Former Autonomy executive convicted of fraud over role in $10.3bn takeover by Hewlett Packard
By the C|C Whistleblower Lawyer Team
Sushovan Hussain, the former CFO of the British software firm Autonomy, has been convicted of wire and securities fraud in connection with Hewlett Packard’s (HP) 2011 acquisition of the firm. Hussain stood accused of artificially inflating Autonomy’s valuation, leading HP to buy the company for $10.3 billion. Soon after the acquisition, HP discovered serious accounting irregularities, causing it to write down Autonomy’s value by $8.8 billion.
According to prosecutors, Autonomy’s senior management raised the company’s share price by artificially augmenting the number of transactions on its balance sheet. Prosecutors likened the conduct to an “unsustainable Ponzi scheme,” all of which occurred on Hussain’s watch during his ten years as CFO.
In a statement following the verdict, HP said that “Mr. Hussain engaged in outright fraud and deliberately misled the market about non-existent sales through a series of calculated sham transactions.” The company described as “patently ridiculous” Hussain’s attempt “to depict the fraud as nothing more than a misunderstanding of international accounting rules.”

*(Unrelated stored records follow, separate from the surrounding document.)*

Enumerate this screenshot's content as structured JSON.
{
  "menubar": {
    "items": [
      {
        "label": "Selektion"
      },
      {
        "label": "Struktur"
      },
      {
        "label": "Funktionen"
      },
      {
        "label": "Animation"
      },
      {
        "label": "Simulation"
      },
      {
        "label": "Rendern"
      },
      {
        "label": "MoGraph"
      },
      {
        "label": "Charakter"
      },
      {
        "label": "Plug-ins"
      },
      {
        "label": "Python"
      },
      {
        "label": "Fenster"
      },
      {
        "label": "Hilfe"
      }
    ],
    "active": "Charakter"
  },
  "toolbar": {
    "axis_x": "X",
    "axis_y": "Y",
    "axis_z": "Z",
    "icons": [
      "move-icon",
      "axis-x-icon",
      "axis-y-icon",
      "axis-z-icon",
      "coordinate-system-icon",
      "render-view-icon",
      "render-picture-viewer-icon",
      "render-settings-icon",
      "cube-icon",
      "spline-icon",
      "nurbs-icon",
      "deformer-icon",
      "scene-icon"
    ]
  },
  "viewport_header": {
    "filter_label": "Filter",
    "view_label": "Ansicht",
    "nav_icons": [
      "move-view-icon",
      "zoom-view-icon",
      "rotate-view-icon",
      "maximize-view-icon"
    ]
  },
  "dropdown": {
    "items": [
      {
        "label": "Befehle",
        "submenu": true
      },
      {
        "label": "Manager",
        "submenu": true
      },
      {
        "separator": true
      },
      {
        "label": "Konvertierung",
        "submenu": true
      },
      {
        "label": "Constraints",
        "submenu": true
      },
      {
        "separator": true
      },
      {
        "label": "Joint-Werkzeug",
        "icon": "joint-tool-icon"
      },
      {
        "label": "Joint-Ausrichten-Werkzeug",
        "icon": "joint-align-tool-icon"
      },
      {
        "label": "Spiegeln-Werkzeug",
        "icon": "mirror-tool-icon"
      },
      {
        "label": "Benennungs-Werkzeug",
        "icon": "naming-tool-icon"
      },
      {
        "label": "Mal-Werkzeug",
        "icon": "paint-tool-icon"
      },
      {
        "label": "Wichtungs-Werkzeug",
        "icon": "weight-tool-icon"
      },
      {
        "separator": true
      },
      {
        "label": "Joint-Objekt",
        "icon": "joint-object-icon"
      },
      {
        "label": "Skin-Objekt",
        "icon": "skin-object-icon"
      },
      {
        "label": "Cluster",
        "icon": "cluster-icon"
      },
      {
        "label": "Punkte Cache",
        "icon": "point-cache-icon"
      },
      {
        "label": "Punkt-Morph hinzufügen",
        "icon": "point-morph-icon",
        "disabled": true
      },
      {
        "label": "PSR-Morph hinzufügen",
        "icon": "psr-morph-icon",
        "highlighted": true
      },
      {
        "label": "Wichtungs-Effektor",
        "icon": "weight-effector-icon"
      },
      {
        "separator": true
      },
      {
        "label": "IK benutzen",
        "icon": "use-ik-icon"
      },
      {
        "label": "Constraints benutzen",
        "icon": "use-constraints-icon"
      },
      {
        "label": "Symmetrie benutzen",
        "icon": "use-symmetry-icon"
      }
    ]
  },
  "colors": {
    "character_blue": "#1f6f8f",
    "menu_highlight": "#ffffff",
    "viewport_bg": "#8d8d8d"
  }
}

In another statement, Hussein’s attorney John Keker said that evidence excluded from trial indicated that HP was not misled by Autonomy’s financials. “Mr. Hussain defrauded no one and acted at all times with the highest standards of honesty, integrity and competence,” Keker said. He added: “It is a shame that the United States Department of Justice lent its support to HP’s campaign to blame others for its own catastrophic failings.”

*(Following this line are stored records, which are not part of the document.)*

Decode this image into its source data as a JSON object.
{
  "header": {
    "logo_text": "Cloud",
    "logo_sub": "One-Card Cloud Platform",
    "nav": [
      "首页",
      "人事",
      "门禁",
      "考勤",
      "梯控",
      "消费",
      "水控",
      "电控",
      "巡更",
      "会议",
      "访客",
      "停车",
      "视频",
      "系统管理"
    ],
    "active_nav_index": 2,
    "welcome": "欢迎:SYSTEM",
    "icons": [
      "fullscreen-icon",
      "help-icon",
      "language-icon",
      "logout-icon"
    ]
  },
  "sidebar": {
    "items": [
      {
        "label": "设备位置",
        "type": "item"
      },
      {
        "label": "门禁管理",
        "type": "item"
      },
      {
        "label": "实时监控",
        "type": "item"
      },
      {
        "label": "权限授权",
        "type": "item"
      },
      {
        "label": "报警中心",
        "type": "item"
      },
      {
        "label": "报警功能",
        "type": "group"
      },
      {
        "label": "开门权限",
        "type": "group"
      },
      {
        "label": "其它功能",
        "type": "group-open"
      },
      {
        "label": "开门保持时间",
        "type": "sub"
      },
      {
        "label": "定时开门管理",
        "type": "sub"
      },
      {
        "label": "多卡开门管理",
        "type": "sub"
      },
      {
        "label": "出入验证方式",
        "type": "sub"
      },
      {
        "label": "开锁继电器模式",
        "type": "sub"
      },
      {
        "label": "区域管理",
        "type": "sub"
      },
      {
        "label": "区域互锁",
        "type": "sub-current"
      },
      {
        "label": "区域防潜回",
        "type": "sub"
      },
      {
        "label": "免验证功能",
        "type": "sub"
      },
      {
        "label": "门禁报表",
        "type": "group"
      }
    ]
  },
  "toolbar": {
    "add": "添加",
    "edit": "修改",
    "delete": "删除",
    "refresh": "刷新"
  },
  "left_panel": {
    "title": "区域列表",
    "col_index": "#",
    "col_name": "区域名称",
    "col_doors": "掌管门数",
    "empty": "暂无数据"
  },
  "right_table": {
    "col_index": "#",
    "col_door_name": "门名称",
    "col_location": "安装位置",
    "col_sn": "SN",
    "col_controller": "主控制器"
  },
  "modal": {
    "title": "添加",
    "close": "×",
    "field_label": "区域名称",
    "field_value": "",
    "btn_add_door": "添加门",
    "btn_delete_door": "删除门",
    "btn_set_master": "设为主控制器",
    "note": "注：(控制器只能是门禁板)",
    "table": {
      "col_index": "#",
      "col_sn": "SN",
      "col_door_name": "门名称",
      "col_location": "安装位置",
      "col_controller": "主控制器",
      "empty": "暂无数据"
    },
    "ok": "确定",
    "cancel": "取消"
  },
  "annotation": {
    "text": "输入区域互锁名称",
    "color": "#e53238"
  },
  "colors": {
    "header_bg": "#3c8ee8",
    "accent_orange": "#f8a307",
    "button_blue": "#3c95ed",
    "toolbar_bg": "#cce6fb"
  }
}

On Friday, Hussein could be sentenced to 20 years in prison and a fine of $250,000, plus restitution, for each of the sixteen charges on which the jury convicted him. Hussein plans to appeal the judgment.